The Wiradjuri and Kamilaroi artist looks at the trade and translation of Aboriginal portraits, cultural objects, music, plants and animals collected during the 1800-1803 French expedition to Australia led by Captain Nicolas Baudin. A large and extraordinary collection was taken back to France where some of it remains, though much was dispersed or vanished.

In his extensive research, Jones trawled through all the journals of Baudin’s voyage. He shows the remarkably different attitude the French brought to their observation of Australia and Australians.

Baudin’s party were generous and polite and some wonder how Australia might have developed under a differently designed red, white and blue flag. Well, I think the answer is exactly the same, but with better bread.

Baudin came with a group of artists, botanists, scientists, geographers and cartographers. On board Géographe and Naturaliste there were no hangmen, no white-shoe brigade, no bankers, politicians or generals. All of the above could be found in large numbers in France; it was only the nature of the expedition that prevented those rascals from being on board.

Baudin’s expedition was for science and curiosity and the company of tourists was kindly, learned and largely indolent. If they had come to conquer Australia as the British had, the company wouldn’t have been able to hear each other speak for the noise of all the sword-sharpening and the coins being rubbed together.

Jones’s book shows almost no swords or coins, instead focusing on the French art and science. To read it is to wonder if it describes events in the same era as Cook and Phillip.

I am reasonably familiar with Baudin’s expedition but what lifted my heart was to find Aboriginal writers doing the commentary. Here are 18 stories by Aboriginal elders, historians, curators, artists, academics and writers, whose work sits alongside Jones’s.

Writer and poet Claire G Coleman is unapologetically political. Referring to Britain as “the colonising maritime locust”, her understanding and analysis of colony is second to none. Don’t be distracted by the incisiveness of her scalpel mind; follow the thread of her logic.

Jeanine Leane is a poet and she writes with the gimlet eye of her trade.
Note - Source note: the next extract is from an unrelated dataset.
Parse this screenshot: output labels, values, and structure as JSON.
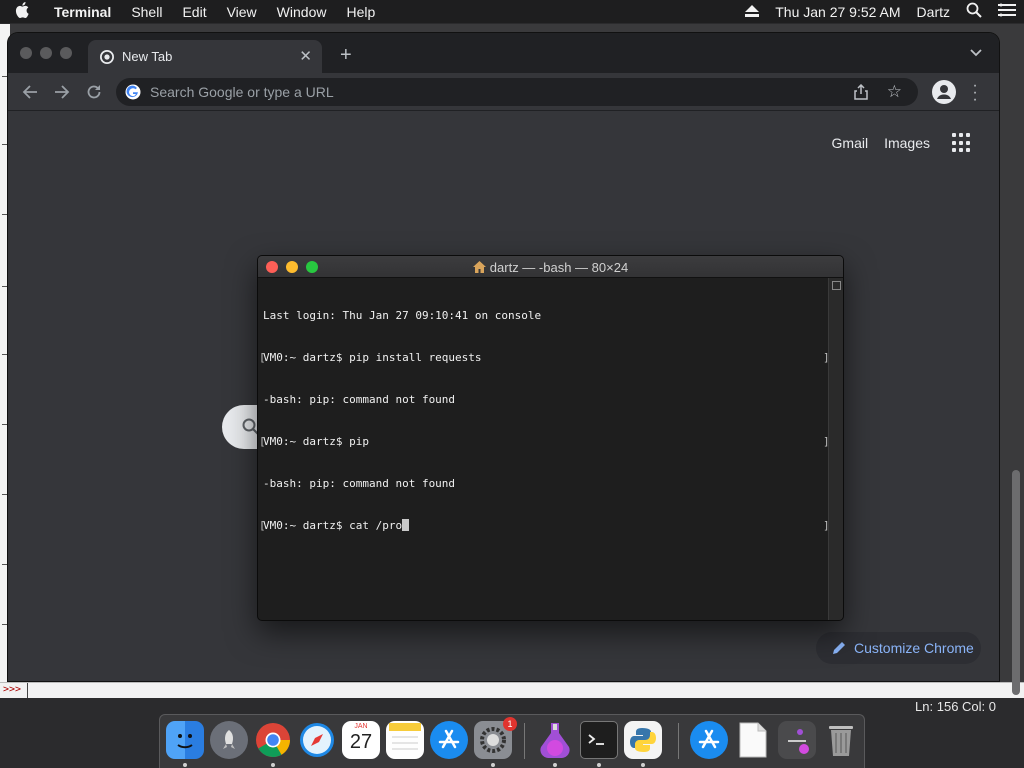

She tracked down the collections from Baudin’s journey simply because her white Australian education hadn’t mentioned them. A most underrated Australian thinker, the depth and breadth of Leane’s analysis is both shocking and refreshing.

Julie Gough, the imp and artist, is here, too. The installations she presents in this book are as shocking as the words of Leane. Why am I searching, Gough asks herself. Why spend so much time in the hurtful past? Because it is less hurtful than the present? This examination is for all of us.

The icing on the cake is the contribution of Julie Freeman. I’m not sure she would refer to herself as an academic, and the clarity of thought and enormous trove of culture upon which she refers is perhaps beyond any university discipline.

Deeply versed in the culture of her Yuin people, she is the most magnetic storyteller I have heard. Aunty Julie describes here the ancestor plants and their origins, the time when all things were still forming into the shape they are today.

These four women are enough reason to love this book but Jones, the prankster, then gets new migrants to Australia to examine the botanical specimens collected during Baudin’s Australian voyage and render them in black French thread and stitches, 308 embroideries photographed and presented.

Why is this book important? Because in Australia we don’t teach our children about Baudin’s ship of artists, preferring instead the musket and the white shoes of the English invader.

Jonathan Jones’s untitled (transcriptions of country) is co-published by Formist Editions and Artspace, formisteditions.co

Bruce Pascoe’s latest book is Black Duck: A Year at Yumburra, written with Lyn Harwood and published by Thames & Hudson.

Pascoe appears at this year’s Byron Writers Festival, 9-11 August. The festival features 120 writers in more than 100 panels, events and workshops. For the full program, see byronwritersfestival.com